NBC Sports: What was the biggest shock coming to the United States from Mexico?
Suarez: I didn’t realize how big of a change it was to move to a different country with really different people. I didn’t know anybody or the language and just being without family. It was my first time moving out, and it was just a little tough. My family at that point didn’t have a lot of money to come here often, either. The first year, I got to see my family just a couple times. It was very tough, but I just kept fighting, and we keep getting opportunities slowly, and right now, it’s fun to talk about all this because, definitely, we worked really hard to be at this point, and after this, I think everything is going to be easier than how it was in the past.
NBC Sports: How do you split your time now to be able to see your family?
Suarez: Every time I have free time, I try to go over there to spend some time with the family, at least a week or five days.
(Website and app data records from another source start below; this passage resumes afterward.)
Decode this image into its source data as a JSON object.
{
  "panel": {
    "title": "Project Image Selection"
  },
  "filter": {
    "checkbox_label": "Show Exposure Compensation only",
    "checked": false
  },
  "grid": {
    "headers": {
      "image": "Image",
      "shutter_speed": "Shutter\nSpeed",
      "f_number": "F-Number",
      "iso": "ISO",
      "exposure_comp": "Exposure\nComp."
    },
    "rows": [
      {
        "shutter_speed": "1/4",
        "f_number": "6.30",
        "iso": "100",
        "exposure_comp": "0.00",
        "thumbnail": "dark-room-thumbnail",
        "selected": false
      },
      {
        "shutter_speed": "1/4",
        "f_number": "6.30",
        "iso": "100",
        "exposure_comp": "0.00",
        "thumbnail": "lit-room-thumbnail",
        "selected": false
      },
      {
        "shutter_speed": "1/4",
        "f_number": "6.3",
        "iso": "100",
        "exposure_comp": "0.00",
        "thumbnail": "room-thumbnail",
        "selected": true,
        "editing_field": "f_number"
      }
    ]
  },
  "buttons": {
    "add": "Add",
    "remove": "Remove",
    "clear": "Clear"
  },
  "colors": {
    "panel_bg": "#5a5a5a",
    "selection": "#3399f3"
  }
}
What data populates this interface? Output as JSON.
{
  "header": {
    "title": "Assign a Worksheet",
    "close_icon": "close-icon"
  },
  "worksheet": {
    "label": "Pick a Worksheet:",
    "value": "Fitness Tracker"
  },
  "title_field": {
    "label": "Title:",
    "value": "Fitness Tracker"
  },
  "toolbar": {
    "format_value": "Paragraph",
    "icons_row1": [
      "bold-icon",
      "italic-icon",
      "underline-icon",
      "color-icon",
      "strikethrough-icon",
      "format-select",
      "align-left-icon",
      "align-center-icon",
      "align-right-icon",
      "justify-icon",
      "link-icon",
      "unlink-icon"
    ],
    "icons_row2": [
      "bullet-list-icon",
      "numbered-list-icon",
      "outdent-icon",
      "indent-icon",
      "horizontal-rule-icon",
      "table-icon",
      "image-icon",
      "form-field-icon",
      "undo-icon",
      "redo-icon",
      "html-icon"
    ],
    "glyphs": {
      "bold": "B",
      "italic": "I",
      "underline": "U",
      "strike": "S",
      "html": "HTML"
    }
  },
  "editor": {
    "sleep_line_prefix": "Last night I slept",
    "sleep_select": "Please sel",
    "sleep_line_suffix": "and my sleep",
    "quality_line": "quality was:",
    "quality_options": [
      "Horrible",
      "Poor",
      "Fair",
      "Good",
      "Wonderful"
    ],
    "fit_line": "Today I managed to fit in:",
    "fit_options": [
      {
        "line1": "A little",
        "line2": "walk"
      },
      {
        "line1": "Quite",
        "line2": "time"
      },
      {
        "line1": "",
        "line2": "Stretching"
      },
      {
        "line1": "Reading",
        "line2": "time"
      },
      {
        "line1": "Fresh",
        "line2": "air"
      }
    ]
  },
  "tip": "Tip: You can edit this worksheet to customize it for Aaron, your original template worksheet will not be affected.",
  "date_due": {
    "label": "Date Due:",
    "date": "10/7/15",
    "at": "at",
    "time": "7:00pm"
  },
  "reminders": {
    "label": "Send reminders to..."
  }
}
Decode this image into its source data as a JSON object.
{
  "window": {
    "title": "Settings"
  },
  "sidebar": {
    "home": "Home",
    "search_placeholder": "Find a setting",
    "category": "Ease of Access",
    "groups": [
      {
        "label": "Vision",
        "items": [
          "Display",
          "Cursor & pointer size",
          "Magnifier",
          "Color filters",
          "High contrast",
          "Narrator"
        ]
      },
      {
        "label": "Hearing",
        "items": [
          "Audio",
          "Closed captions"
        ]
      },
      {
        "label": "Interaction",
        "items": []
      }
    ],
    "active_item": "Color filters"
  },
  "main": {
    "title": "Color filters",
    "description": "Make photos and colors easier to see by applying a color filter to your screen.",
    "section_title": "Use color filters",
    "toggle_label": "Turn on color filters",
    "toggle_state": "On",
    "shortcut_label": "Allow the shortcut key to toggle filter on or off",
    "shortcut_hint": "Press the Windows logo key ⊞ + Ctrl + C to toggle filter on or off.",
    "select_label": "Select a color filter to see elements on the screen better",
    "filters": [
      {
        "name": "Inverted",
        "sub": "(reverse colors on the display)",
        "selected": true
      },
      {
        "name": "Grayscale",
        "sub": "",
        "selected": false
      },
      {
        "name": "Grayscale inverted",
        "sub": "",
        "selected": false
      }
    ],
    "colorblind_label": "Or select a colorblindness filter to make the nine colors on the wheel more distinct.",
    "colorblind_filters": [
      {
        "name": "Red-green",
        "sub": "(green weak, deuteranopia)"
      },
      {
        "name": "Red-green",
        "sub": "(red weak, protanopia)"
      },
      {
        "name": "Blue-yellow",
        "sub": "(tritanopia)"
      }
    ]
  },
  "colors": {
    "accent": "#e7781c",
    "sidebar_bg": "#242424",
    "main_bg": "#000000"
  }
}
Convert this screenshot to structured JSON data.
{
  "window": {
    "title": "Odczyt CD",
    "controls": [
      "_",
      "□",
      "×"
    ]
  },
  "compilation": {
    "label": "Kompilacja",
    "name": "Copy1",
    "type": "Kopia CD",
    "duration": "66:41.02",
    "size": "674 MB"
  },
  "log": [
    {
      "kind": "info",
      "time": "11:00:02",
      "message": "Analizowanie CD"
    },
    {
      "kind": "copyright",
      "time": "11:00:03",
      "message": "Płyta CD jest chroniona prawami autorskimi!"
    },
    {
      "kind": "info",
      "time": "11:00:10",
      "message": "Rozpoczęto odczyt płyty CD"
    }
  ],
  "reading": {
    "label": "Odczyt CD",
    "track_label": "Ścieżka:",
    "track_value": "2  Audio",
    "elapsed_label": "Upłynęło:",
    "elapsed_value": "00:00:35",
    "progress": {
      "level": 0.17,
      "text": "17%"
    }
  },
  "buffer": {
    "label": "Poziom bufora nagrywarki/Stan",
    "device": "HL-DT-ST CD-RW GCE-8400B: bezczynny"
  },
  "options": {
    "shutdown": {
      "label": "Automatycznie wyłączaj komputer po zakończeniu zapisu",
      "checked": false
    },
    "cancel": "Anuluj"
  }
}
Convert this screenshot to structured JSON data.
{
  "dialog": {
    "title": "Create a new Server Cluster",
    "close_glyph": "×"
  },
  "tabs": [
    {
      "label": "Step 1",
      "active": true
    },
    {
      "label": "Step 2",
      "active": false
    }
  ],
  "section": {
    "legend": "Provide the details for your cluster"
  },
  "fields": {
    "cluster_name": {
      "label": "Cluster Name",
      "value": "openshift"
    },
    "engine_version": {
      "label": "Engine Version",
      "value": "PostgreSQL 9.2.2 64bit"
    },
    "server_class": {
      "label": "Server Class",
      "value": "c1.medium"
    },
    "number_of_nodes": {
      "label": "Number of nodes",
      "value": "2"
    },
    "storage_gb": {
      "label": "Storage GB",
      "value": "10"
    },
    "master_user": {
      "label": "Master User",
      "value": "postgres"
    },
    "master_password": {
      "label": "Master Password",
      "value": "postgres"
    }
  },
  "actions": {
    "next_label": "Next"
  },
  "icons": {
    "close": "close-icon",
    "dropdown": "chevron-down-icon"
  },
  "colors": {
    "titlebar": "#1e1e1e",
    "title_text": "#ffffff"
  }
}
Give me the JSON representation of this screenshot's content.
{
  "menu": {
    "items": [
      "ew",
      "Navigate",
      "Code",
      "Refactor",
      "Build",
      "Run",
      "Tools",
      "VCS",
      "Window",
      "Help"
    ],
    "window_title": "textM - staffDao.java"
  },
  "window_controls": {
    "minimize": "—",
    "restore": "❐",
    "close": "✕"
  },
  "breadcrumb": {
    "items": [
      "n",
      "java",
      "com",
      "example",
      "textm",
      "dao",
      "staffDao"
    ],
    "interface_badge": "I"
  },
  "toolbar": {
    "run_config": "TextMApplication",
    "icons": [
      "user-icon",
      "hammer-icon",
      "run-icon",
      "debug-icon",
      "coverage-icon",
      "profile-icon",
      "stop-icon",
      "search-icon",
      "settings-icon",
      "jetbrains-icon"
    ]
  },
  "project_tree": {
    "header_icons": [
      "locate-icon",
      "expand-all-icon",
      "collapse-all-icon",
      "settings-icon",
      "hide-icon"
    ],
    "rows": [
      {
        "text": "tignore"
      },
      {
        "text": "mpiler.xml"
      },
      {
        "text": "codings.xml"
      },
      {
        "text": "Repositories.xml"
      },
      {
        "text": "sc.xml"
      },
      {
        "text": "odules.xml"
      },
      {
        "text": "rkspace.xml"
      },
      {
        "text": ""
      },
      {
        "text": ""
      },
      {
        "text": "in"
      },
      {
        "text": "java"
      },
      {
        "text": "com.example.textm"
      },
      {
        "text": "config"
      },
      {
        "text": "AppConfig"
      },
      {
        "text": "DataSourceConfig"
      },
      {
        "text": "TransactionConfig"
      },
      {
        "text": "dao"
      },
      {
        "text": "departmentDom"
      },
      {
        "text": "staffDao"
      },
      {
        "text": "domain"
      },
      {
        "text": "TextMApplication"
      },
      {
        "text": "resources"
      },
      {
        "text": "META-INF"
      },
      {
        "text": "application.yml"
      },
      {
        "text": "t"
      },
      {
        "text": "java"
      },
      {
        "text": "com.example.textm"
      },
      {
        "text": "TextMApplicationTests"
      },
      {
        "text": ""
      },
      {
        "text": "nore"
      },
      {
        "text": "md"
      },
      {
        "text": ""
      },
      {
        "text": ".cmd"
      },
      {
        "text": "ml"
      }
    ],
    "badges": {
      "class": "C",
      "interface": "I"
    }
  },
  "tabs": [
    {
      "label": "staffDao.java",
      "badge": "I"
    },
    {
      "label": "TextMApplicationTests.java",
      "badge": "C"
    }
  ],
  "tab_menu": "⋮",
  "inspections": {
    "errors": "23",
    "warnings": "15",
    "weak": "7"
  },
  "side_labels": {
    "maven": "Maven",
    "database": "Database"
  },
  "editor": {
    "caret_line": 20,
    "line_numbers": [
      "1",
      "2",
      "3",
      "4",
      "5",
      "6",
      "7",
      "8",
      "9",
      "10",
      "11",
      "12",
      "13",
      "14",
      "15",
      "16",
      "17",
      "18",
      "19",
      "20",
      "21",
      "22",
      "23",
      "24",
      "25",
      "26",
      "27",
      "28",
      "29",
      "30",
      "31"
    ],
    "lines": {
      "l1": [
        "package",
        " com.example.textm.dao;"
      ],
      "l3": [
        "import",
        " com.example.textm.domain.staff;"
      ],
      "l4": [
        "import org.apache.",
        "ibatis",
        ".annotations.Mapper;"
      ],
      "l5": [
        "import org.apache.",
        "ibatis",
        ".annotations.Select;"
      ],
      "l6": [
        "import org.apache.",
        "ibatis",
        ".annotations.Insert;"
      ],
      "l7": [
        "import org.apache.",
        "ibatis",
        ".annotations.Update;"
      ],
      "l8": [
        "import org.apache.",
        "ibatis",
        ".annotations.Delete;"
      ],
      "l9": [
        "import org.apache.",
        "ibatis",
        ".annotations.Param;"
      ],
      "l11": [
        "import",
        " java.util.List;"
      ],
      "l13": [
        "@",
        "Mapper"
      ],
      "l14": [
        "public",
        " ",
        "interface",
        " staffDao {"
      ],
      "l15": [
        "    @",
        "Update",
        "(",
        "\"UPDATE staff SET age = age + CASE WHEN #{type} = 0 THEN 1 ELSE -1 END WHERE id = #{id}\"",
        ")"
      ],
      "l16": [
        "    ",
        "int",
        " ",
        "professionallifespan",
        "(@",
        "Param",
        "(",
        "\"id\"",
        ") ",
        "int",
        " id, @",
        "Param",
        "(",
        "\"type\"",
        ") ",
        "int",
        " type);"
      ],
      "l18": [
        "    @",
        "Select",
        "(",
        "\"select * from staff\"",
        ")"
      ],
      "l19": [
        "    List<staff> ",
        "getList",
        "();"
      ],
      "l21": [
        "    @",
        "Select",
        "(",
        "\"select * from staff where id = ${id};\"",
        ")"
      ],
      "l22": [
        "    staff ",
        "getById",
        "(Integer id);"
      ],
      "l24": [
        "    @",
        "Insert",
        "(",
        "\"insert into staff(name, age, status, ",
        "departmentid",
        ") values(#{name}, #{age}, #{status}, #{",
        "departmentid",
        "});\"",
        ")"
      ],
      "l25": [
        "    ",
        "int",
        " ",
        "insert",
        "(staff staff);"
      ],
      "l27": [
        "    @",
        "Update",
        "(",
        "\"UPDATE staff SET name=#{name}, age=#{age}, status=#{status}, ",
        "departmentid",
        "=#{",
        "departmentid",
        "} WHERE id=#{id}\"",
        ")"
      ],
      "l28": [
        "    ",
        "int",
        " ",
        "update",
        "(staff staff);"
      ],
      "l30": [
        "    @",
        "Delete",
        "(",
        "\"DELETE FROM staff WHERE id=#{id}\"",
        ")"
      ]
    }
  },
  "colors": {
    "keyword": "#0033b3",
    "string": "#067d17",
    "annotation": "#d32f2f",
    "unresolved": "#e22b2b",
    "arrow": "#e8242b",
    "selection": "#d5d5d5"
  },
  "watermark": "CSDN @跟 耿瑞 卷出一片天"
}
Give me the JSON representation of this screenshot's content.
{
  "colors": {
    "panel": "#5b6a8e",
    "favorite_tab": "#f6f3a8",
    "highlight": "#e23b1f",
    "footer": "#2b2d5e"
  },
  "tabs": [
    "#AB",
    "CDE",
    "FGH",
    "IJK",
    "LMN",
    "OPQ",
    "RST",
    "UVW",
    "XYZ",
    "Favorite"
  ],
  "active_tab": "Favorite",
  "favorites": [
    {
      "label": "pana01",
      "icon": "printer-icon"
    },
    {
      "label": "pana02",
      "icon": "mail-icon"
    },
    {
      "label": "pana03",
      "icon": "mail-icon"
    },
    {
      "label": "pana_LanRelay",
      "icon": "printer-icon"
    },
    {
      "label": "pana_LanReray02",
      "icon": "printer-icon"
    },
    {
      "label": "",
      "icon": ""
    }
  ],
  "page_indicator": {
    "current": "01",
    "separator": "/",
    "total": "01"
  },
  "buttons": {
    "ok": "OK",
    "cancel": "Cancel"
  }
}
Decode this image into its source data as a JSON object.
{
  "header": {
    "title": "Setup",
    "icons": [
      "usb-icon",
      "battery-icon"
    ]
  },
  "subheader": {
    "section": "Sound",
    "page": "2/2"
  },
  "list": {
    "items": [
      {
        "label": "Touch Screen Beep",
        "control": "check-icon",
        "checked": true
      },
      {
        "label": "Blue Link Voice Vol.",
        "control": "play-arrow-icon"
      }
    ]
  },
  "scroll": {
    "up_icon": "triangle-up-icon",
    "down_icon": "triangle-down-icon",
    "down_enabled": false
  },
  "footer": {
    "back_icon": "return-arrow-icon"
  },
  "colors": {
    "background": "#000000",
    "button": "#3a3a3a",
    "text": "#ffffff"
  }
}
But they come here as well. I feel like right now we are in a better position to try and see each other more often, and they’re having more fun because I’m having fun and because I’m enjoying everything that is going on.
NBC Sports: To learn English, you watched cartoons. Which ones specifically and how did that help you?
Suarez: First I started watching movies with subtitles in English, and that was helping me a lot. But they were talking a lot of words I didn’t understand. Then one of my friends told me, ‘Hey, just remember how people learn language when they are kids.’ They learn by TV and talking to people, watching cartoons most of the time. If you think about it, cartoons are always more simple in the words and the way they talk. They talk more slow. I said ‘Man that makes sense.’ Honestly, it was all kinds; I don’t even remember what exactly, but I was watching everything, everything that was on the TV. Not to watch the cartoon –because I didn’t care about the cartoon — I wanted to listen. Even when I was doing dinner or lunch or whatever in the kitchen, I was watching the cartoons, listening to the cartoons to try and pick up something.
NBC Sports: On social media you often share about finding sushi places to eat while traveling. How did the sushi craze start?
Suarez: Since I was little, my dad likes a place in Mexico that we used to go a lot. That place is still there in Mexico, and now I know the owner. The owner is my friend, and I used to go to that place since I was 8 years old and now when I go to Mexico we have dinner together. I just like that. My sister is a nutritionist so in the last few years she’s been teaching me how to eat well, and sushi is one of the best things. So I like it, and it’s healthy, too!